I did some basic research (if I’d done more, I think I would have planned it very differently; more on that later), talked to friends who had travelled there recently, used our miles to buy tickets, booked the hotels, organized visas, and finally, we were all set. 
We transited through Singapore to land in Denpasar on a windy rainy day. Our first 4 days were booked at a hotel in Sanur, which CN traveller has rated as one of the best family-friendly beaches in Asia. Family-friendly took on a new meaning – I did not expect super-calm waters, tiny little waves, and the ability to walk in deep and still be only waist deep in the Indian ocean :) The protected lagoon was fabulous because I could just let Ads go in with no fear whatsoever though I still had to keep a tight rein on Y. S used to keep showing off by floating on his back in the ocean while Ads did some gymnastics in the water and pretended to swim while I was so pathetic that I could not even float (yes all my swimming lessons and achievements have come to nought thanks to zero practice). The hotel (which I later found was one of the oldest boutique hotels in Bali) was very old-world, built in traditional Balinese style, right on Sanur beach and the Sanur boardwalk. We had to walk a few steps to reach the beach from our quaint “village bungalow”, and we were happy to spend the first 24 hours doing nothing but exploring the resort, the beach and the one long main street in Sanur.
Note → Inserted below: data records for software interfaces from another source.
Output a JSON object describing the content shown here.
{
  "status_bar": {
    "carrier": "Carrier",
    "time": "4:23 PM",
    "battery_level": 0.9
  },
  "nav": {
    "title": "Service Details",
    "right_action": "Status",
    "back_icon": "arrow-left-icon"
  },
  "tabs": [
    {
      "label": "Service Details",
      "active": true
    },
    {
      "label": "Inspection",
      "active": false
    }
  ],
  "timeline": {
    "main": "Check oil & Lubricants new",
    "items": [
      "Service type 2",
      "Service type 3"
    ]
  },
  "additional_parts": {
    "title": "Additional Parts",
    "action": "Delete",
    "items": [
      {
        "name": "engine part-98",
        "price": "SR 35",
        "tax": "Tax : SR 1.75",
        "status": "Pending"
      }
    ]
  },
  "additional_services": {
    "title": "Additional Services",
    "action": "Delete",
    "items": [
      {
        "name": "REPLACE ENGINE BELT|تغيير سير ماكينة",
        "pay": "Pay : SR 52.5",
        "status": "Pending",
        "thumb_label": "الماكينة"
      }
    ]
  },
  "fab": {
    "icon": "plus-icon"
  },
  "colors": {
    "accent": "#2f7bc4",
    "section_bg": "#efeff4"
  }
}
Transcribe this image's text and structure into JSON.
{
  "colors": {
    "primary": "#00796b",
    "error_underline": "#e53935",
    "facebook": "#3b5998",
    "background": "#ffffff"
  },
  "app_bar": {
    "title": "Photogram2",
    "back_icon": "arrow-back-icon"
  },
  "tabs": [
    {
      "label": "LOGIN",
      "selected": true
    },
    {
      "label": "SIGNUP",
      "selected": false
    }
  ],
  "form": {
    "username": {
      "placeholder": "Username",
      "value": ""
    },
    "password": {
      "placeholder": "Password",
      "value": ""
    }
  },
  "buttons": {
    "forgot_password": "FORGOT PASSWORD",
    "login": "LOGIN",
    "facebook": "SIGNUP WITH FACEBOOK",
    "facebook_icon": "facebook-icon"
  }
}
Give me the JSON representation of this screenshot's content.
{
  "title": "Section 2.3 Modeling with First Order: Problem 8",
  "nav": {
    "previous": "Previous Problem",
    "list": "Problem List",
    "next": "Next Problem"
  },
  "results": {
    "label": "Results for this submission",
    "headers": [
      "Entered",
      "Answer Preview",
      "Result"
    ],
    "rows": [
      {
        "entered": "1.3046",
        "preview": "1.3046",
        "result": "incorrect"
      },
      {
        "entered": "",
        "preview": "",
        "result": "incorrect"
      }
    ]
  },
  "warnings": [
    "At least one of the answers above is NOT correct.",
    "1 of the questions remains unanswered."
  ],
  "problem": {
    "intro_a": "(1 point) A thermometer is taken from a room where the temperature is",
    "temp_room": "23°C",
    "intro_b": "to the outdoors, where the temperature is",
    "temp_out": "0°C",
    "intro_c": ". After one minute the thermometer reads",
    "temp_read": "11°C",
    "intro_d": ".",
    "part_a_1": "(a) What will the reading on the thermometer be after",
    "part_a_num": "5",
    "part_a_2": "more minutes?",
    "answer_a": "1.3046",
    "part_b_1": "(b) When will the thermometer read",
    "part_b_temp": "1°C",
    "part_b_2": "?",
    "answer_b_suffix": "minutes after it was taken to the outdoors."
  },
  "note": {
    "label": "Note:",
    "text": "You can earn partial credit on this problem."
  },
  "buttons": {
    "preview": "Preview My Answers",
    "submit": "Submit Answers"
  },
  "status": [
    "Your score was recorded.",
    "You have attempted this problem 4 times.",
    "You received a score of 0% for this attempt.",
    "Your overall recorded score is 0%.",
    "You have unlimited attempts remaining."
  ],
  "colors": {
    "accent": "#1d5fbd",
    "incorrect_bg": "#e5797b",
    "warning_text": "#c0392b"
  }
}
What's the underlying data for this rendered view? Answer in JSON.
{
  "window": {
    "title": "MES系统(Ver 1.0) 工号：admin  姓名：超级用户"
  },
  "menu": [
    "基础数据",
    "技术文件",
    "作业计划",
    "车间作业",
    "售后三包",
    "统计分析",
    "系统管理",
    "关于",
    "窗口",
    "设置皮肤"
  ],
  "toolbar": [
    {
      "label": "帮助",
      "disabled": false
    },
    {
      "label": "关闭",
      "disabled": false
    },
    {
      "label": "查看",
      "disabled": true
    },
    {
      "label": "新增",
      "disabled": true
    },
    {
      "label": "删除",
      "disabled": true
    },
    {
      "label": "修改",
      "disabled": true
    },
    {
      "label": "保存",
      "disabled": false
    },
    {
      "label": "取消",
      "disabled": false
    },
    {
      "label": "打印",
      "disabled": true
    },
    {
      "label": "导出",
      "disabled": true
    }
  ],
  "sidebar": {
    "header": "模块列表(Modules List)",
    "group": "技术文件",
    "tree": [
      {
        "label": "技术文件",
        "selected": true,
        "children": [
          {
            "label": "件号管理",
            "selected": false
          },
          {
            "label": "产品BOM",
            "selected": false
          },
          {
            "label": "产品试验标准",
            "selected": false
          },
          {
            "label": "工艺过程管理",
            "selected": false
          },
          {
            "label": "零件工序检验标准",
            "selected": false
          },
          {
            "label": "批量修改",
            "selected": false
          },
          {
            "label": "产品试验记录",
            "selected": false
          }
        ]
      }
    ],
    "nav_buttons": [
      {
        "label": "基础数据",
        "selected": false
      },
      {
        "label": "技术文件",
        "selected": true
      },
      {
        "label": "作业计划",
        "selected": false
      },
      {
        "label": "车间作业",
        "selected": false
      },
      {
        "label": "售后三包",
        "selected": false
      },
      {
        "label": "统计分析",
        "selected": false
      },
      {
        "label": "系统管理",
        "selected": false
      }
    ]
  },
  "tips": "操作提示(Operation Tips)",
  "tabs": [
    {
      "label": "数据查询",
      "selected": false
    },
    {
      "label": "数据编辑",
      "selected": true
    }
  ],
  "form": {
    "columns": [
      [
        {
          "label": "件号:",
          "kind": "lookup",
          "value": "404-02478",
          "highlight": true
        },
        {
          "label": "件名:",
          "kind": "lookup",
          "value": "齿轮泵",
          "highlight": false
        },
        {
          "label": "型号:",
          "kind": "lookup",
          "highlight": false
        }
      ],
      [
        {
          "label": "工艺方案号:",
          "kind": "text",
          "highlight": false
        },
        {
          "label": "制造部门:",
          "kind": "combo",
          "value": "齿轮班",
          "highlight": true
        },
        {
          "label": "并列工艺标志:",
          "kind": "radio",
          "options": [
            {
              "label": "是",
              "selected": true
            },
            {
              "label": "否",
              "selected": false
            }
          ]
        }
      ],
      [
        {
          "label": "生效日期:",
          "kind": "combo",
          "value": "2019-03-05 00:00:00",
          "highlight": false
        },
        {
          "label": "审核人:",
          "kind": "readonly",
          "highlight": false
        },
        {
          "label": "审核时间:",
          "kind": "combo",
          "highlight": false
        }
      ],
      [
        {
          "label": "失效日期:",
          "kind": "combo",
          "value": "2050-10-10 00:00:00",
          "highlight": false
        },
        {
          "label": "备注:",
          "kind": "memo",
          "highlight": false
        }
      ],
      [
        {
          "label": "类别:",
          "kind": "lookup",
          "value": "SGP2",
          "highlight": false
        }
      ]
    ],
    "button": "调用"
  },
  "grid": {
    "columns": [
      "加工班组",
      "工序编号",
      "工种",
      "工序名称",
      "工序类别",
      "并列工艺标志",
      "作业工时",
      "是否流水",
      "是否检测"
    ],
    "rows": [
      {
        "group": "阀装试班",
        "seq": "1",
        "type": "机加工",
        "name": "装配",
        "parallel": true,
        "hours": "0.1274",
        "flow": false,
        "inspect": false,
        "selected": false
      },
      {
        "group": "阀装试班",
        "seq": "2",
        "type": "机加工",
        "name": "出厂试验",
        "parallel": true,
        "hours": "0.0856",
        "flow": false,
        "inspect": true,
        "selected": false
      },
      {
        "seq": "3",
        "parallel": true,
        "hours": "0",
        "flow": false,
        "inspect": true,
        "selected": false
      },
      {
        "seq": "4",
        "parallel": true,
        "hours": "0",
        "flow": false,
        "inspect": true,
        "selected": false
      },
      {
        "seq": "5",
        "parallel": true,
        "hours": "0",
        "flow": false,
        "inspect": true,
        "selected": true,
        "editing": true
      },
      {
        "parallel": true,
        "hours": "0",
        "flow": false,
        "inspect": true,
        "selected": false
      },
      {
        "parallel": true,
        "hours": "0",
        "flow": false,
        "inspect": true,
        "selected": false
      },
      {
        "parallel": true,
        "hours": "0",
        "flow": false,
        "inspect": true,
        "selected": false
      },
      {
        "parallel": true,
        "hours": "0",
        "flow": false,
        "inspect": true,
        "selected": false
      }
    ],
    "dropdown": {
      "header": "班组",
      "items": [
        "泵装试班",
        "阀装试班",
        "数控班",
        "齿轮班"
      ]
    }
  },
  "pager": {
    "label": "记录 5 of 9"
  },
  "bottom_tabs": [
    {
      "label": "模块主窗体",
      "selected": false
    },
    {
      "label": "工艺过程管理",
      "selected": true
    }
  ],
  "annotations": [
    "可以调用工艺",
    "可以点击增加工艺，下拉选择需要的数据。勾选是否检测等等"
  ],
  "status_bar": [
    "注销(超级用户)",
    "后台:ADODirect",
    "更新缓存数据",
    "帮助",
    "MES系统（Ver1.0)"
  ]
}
The bathroom with a lovely mosaic bathtub, lots of green outside and you can't see it, but outside is an open air shower!

The sitting room

Killer app - a little gazebo outside the bungalow. Perfect for drawing, or (for me) reading with a cup of Earl Grey beside me:)

Sanur beach. Very clean and calm.
Day 2 - we hired a car and driver to explore South Bali, which is the more touristy crowded part of Bali (Sanur is north-eastern Bali). We drove to Pandawa beach which was nice and filled with families enjoying themselves in the water unmindful of a steady drizzle. 

Pandawa Beach under a grey stormy sky
By the time we reached Uluwatu temple, the drizzle was a downpour and we struggled to hold onto our umbrellas as we ascended to the clifftop temple. The views were magnificent and made even more majestic under the stormy skies. Thanks to the rain, we missed the Kecak and fire dance which I was looking forward. Later after I found out that it was not a traditional dance but had been invented by a German painter/musician who had created it primarily for western audiences, I did not particularly care to see it performed.

View as we climbed upto the temple
So that was the end of a very wet Day 2- Days 3 and 4 coming up!